Henrik Jensen (pictured), Managing Director of Danica Crewing Services, has warned: ‘I believe we may be heading for a new crew change crisis every bit as bad as last spring. Over the past six months crew changes have been possible in many cases, although they have been costly and complex. However, now we are seeing a range of new restrictions and barriers to crew travel while also facing some serious issues in relation to crew health risk factors. I can foresee this impacting heavily on crew changes for the next few months.’
Danica specialises in crew deployment and has been assisting a range of ship operators in order to achieve crew changes over the past year. As a result, the company is fully aware of the latest rules and restrictions and well-placed to notice how they are impacting crewing.
Jensen explained: ‘In response to the rapid increase in infections around the world, governments are imposing new or additional measures including travel restrictions. Although these measures are understandable in the circumstances, based on scientific evidence, and intended to provide protection for their populations, they also cause operational and logistical problems for crew changes.
RightShip and INTERCARGO announced on 21 January the launch of an important new quality standard for the dry bulk sector, DryBMS. The standard will be governed by a new NGO to be established later this year and will support the improvement of safety in the dry bulk segment.
Both RightShip and INTERCARGO have strongly and consistently advocated the need for significant improvements to dry bulk safety standards. In August 2020 both organisations combined their expertise to create a single framework for the whole industry.
Supported by the International Chamber of Shipping (ICS) and BIMCO, DryBMS now exists as a simple set of best practices and key performance indicators and raises the bar on safety, environmental and operational excellence.

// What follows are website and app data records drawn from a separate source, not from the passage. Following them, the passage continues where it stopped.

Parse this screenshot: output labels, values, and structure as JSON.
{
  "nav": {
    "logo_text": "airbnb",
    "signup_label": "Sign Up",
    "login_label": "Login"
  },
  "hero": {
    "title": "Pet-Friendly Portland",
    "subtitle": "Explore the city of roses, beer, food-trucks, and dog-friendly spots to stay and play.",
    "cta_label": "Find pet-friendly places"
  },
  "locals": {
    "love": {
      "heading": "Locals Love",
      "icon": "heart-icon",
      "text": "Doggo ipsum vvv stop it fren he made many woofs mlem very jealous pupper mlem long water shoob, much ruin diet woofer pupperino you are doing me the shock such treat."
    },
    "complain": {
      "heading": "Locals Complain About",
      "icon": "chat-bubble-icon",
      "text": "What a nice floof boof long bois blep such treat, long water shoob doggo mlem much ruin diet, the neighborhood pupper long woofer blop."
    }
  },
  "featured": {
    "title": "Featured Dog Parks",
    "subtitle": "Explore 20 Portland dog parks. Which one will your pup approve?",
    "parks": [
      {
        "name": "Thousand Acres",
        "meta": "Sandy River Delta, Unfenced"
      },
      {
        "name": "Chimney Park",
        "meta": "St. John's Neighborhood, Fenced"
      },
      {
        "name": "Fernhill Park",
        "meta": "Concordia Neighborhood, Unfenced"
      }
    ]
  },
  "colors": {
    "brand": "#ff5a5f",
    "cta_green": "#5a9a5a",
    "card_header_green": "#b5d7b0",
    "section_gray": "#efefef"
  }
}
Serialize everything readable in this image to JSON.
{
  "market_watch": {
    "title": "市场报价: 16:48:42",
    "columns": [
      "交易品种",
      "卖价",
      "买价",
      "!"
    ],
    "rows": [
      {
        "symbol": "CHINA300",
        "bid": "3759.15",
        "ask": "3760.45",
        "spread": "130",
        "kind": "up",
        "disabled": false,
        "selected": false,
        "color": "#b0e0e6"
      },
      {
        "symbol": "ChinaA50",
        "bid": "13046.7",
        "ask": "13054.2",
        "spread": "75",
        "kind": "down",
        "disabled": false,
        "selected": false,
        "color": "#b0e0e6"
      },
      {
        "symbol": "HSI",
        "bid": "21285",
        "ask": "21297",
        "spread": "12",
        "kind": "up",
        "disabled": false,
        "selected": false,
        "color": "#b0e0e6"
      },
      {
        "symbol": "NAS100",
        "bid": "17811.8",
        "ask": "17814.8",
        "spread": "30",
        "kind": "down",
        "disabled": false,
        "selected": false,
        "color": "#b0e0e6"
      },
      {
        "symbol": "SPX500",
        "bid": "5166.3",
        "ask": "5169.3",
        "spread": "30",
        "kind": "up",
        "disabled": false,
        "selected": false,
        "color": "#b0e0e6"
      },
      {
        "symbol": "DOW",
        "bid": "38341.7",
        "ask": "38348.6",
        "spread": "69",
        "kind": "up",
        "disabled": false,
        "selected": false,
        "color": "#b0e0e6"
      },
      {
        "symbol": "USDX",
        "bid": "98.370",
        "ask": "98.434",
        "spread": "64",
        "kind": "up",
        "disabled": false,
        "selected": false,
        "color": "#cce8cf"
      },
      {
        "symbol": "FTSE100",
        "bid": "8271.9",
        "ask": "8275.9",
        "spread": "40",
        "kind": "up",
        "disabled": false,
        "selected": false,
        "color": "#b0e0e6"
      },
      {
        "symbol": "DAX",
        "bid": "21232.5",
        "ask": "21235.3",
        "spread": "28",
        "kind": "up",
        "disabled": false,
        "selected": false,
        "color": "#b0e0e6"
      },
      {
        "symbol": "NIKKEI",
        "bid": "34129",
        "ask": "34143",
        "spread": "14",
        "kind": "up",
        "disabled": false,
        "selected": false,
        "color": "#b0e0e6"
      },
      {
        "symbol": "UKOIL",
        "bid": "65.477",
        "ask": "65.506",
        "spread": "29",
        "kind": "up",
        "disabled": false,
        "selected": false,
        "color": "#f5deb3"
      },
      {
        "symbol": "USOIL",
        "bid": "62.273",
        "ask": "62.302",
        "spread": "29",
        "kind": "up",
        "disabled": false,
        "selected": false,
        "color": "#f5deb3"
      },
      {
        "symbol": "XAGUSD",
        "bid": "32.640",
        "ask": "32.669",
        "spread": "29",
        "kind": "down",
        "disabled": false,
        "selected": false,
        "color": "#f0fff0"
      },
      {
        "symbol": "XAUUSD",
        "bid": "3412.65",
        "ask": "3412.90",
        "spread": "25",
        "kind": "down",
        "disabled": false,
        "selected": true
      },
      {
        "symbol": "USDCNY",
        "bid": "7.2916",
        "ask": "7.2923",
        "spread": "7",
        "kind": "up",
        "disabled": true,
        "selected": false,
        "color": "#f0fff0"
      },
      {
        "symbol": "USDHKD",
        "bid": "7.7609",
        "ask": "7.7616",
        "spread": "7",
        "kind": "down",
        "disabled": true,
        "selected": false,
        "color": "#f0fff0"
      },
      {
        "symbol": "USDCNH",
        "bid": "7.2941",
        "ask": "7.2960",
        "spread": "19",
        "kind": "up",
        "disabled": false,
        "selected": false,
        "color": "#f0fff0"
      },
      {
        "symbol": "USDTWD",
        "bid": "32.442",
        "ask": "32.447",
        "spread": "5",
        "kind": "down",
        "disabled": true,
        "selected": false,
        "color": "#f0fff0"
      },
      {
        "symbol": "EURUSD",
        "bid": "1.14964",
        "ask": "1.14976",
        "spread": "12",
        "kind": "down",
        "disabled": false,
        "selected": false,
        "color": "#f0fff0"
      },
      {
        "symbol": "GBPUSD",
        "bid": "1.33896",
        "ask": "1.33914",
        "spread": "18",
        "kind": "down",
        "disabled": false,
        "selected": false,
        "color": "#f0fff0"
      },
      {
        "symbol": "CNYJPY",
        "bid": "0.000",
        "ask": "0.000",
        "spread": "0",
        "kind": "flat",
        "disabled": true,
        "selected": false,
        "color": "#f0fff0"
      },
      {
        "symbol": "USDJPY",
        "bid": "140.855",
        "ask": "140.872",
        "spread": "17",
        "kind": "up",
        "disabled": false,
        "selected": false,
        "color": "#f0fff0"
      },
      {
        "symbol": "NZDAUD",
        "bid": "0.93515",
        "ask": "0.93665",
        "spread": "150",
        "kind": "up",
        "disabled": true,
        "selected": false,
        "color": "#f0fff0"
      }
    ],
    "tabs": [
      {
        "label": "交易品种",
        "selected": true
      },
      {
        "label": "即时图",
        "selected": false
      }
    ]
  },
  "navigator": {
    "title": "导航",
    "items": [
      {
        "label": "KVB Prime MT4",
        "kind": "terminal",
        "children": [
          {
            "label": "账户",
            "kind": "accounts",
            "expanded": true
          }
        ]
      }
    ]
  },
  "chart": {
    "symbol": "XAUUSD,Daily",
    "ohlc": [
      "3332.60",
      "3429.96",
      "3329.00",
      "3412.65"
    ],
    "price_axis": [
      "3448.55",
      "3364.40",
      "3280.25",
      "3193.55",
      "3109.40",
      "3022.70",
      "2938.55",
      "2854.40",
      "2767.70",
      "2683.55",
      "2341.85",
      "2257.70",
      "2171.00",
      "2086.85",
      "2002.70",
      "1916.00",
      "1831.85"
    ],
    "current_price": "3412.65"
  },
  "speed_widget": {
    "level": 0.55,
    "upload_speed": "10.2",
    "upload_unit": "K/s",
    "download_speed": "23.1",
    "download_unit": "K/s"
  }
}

RightShip’s CEO Steen Lund says that he is confident that such a programme will be supported and adopted: ‘We are proud to launch DryBMS to the industry. The standard is a product of extensive collaboration with many stakeholders within the dry bulk sector.